Member: Paul N
Location: New York
Date: 29 Apr 1999
Time: 17:02:55


My name is Paul and Im an alcoholic. Whenever we have food meetings or events we bring a dish to pass or have a seperate basket for special events.

Member: BOB T
Location: St. Louis, MO
Date: 29 Apr 1999
Time: 17:54:01


TO Rich B.: I will share with you that, if you ask God to give you the answer that is right for you, you will recieve it in your heart and in your gut. That doesnt mean that you are necessarily right as God does not take sides but all the yesses and nos are part of God expressing Himself in the group conscience and are all a part of the whole answer. It may mean that your group makes a "so-called mistake", I say so-called because it may be God directed. If it is then see what you can learn either way. As our friend Bill T. above knows, what is more important to AA is that a member such as yourself learn to ask God for the right thought or action and learn to distinguish between the letter and the Spirit of these traditions. That will be more important than anyone telling you what you should logically think about a given situation. This was not intended to answer your question but, I got to share with a drunk and you got to listen to one and we both stayed sober.

Ask with your heart, Bob

Member: John M.
Location: Ventura
Date: 30 Apr 1999
Time: 07:23:49

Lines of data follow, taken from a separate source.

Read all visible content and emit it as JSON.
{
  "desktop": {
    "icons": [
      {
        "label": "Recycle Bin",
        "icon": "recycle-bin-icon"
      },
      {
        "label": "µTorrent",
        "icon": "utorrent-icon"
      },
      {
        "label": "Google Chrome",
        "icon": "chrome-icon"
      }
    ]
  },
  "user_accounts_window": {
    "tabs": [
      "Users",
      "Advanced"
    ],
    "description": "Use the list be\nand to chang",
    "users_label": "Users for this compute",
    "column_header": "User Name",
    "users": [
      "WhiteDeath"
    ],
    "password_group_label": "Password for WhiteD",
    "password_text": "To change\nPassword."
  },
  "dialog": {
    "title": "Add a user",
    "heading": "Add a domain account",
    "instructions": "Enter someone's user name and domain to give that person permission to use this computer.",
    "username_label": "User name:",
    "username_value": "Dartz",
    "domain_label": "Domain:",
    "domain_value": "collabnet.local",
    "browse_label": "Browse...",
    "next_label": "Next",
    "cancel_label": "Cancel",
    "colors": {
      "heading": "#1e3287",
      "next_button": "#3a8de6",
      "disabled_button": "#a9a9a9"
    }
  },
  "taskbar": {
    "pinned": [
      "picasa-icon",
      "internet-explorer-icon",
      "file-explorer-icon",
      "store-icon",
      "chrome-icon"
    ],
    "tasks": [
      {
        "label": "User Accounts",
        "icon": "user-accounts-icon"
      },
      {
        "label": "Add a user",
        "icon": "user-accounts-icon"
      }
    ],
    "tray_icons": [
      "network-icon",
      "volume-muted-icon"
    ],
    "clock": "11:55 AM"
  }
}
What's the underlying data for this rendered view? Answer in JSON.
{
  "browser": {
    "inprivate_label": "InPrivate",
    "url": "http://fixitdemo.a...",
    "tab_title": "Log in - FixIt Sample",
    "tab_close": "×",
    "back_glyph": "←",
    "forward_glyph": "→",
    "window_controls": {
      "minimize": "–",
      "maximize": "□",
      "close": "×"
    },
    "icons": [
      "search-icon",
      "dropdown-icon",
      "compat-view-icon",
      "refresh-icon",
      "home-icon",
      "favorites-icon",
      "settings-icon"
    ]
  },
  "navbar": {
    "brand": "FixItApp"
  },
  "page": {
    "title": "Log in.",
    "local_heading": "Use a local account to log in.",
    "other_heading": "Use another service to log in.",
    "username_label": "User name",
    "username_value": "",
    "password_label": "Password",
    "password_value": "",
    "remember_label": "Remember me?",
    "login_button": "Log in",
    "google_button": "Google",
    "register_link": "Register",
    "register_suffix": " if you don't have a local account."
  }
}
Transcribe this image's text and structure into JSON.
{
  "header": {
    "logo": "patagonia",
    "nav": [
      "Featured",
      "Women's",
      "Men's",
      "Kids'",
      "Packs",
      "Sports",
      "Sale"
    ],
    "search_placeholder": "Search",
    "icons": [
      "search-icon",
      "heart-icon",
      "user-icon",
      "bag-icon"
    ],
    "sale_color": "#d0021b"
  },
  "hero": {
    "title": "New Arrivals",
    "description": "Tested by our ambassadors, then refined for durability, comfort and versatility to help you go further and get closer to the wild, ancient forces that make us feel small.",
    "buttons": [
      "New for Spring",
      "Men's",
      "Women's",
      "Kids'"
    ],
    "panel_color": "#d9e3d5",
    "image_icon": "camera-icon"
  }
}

My name is John and I am an alcoholic. I love this tradition because it allows for a variety of meeting "styles" to exist. Sometimes I want to go to a meeting where newcomers and out of towners are encouraged to share, and other times I just want to here the same old rhetoric you get from less open meetings. One meeting I like to attend is always a "volunteer" sharing type, this is my favorite but sometimes it gets chaotic and way off base. Another meeting I attend is very close minded where a select few call only on each other, but they use their control to keep the message clear. Also I the the fact we can have group discussion on the format and type of meeting without any dictates from a central authority. Yhe best part of this is if a meeting fails we have no one to blame but ourselves.

Member: Caroline P.
Location: Austin, TX
Date: 01 May 1999
Time: 01:19:49


Hi Everyone! How are you? One of the things that interests me about this Tradition is that it allows each group to decide things on its own. In early recovery it was scarey for me to decide things, and make my own decisions, because I was terrified to fail. So, I think it is healthy for each group to risk, and learn from their mistakes and successes. The members have to take on jobs, vote on issues, make decisions.....if the group was not entirely on its owns for these things - how healthy would its members be? Well, its late, and I am tired....One Day at a Time to all, and to all a good night. Caroline

Member: Doc S.
Location: South Korea
Date: 02 May 1999
Time: 05:21:23


My server at honam.honam has been down, so I lost my last posting and anything relevant to it. If you are trying to reach me for any reason including taking inventory write

I've been reading Raymond Carver's stories which concern recovery among other things. Does anyone know "Cathedral"? It's uplifting and beautiful, I recommend it. Another one "Where I'm Calling from" is about life in a rehab retreat.

Best Wishes, Doc (a nickname sometimes given to piano players, cardsharps or lost travelers like "Doctor Livingston, I preseume." Gotta go.